Traveling to Prague has been our first trip to eastern European. Fortunately, visiting this city didn’t let us down and encouraged us to visit more places in the region.
Prague, capital of Czech Republic, looks like a city which is straight out of fairy tales with an old castle, beautiful bridges and colourful buildings.
We went to Prague for a weekend break in July 2016. We heard about the beauty of the city before and our expectations were quite high.
We arrived around midnight there, a taxi driver (which we booked in advance) was waiting for us at the airport to escort us to our hotel. On the way to our hotel, he gave us some more information about the city, what to do and where to eat.
We couldn’t wait more to explore Prague, so as soon as we had breakfast we left the hotel to stroll around.
We walked towards the Vltava River where a unique design building caught our eyes. The building, called Dancing House, had been constructed between 1992-1996.
The top floor is open to the public, but we preferred to watch it from the outside. We took some photos there, then proceeded by walking along the riverside.
A Saturday Market
Next to the river, there was a street flea market, where there were vendors selling fresh fruits, fresh juices, various drinks, snacks, food and other products. The market was lively, in a corner there was a band playing music, on one side a couple was baking bread while on the opposite side someone was frying some kind of mash potatoes.
There was also a boat connected to the market where there were second-hand goods for sale. Apparently, the market takes place every second Saturday of the month, from 9 am to 4 pm.

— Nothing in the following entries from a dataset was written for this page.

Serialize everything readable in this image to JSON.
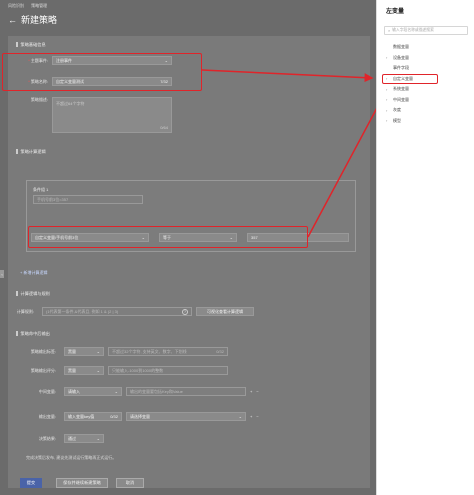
{
  "breadcrumb": {
    "items": [
      "风险识别",
      "策略管理"
    ]
  },
  "page": {
    "title": "新建策略",
    "back_icon": "arrow-left-icon"
  },
  "sections": {
    "basic": "策略基础信息",
    "logic": "策略计算逻辑",
    "calc": "计算逻辑与规则",
    "output": "策略命中后输出"
  },
  "form": {
    "event_label": "主题事件:",
    "event_value": "注册事件",
    "name_label": "策略名称:",
    "name_value": "自定义变量测试",
    "name_count": "7/32",
    "desc_label": "策略描述:",
    "desc_placeholder": "不超过64个字符",
    "desc_count": "0/64"
  },
  "condition": {
    "group_label": "条件组 1",
    "rule": "手机号前3位=357",
    "field": "自定义变量/手机号前3位",
    "operator": "等于",
    "value": "357",
    "add_link": "+ 新增计算逻辑"
  },
  "calc": {
    "label": "计算规则:",
    "placeholder": "(1代表第一条件,&代表且, 例如 1 & (2 | 3)",
    "button": "可视化查看计算逻辑"
  },
  "output": {
    "risk_label": "策略输出标签:",
    "risk_value": "黑量",
    "risk_placeholder": "不超过32个字符, 支持英文、数字、下划线",
    "risk_count": "0/32",
    "score_label": "策略输出评分:",
    "score_value": "黑量",
    "score_placeholder": "只能输入-1000到1000的整数",
    "mid_label": "中间变量:",
    "mid_value": "请输入",
    "mid_placeholder": "输出的变量要包括Key和Value",
    "out_label": "输出变量:",
    "out_value": "输入变量key值",
    "out_count": "0/32",
    "out_select": "请选择变量",
    "decision_label": "决策结果:",
    "decision_value": "通过",
    "tip": "完成决策后发布, 建议先测试运行策略再正式运行。"
  },
  "buttons": {
    "submit": "提交",
    "save_new": "保存并继续新建策略",
    "cancel": "取消"
  },
  "sidebar": {
    "title": "左变量",
    "search_placeholder": "输入字段名称或描述搜索",
    "items": [
      {
        "label": "数据变量",
        "has_children": false
      },
      {
        "label": "设备变量",
        "has_children": true
      },
      {
        "label": "事件字段",
        "has_children": false
      },
      {
        "label": "自定义变量",
        "has_children": true
      },
      {
        "label": "系统变量",
        "has_children": true
      },
      {
        "label": "中间变量",
        "has_children": true
      },
      {
        "label": "灰度",
        "has_children": true
      },
      {
        "label": "模型",
        "has_children": true
      }
    ]
  },
  "colors": {
    "annotation": "#e0242a",
    "primary": "#4a63a8"
  }
}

After visiting a market we headed towards Vysehrad or it’s best to call it “Castle on the heights”. The castle is located on top of a quite high hill a little far from the centre. We had to walk for more than 15 minutes to reach the top of the hill, where we had a stunning view over Prague, probably the best overlooking the city we could ever have.
There is a huge and beautiful park where you can stroll around or if you like to learn about history, there are some exhibitions and the Church of ST. Peter and St Paul to visit.
Visiting Vysehrad and the park is free of charge and you can go any time of day, but for exhibitions you should purchase different tickets.
Zorbing and Eating Along River
On the way back, zorbing on the river attracted our attention. The weather was good for any outdoor activities, we and other tourists watched a funny zorbing competition on a river. Honesty, it was really funny, they were trying hard but they couldn’t move at all.
We watched them for about 10 minutes and then headed to a restaurant with an overview of the river. While we were eating our lunch, we saw a couple of groups of young boys who dressed up for a stag party. Apparently, Prague is very popular for stag weekends’ parties amongst Brits.
Old Town Square
After sightseeing around the river we strolled into the old town. We went through its narrow streets where we found ourselves in the middle of many colourful and well designed buildings, full of character. Some of them look like museums, art galleries or historical places, but they are normal shops, cafes and bars.
Walking through the gorgeous narrow streets gave us aesthetic pleasure. After a while, we stepped into the Old Town Square, one of the top touristic places in Prague, where there are magnificent churches and historical buildings. The history of the square goes back to around 700 years ago (12th century).
The square has a lot to offer, but amongst all the attractions, the 600-year-old Astronomical Clock is a must see.
After few minutes walk, we were back on the river bank. But this time we decided to cross the river by strolling into the most famous historic bridge in Prague, Charles Bridge. You can find a lot of things in Prague named after Charles IV (1316 – 1378), King of Bohemia and the Holy Roman Emperor.
At the end of the bridge, we continued our way towards the Prague Castle. The way to the castle was steepy and we had to walk uphill for more than 15 minutes to reach the largest coherent castle complex in the world (according to the Guinness Book of World Records). The complex includes gardens, cathedrals and royal residences.
Food and BeerWe went back to the city centre and had a Czech dish for dinner, it was a steak with cream and jam on the top and covered by a brown creamy sweet sauce. The food was eatable, but definitely not my favourite, I don’t usually like sweet dishes as my main course.
We found out that you can get beer everywhere or any time of day in Prague. Czechs drink more beer per capita than any other country in the world. So it’s no surprise that Prague’s cafes serve beer or people would drink beer in the morning.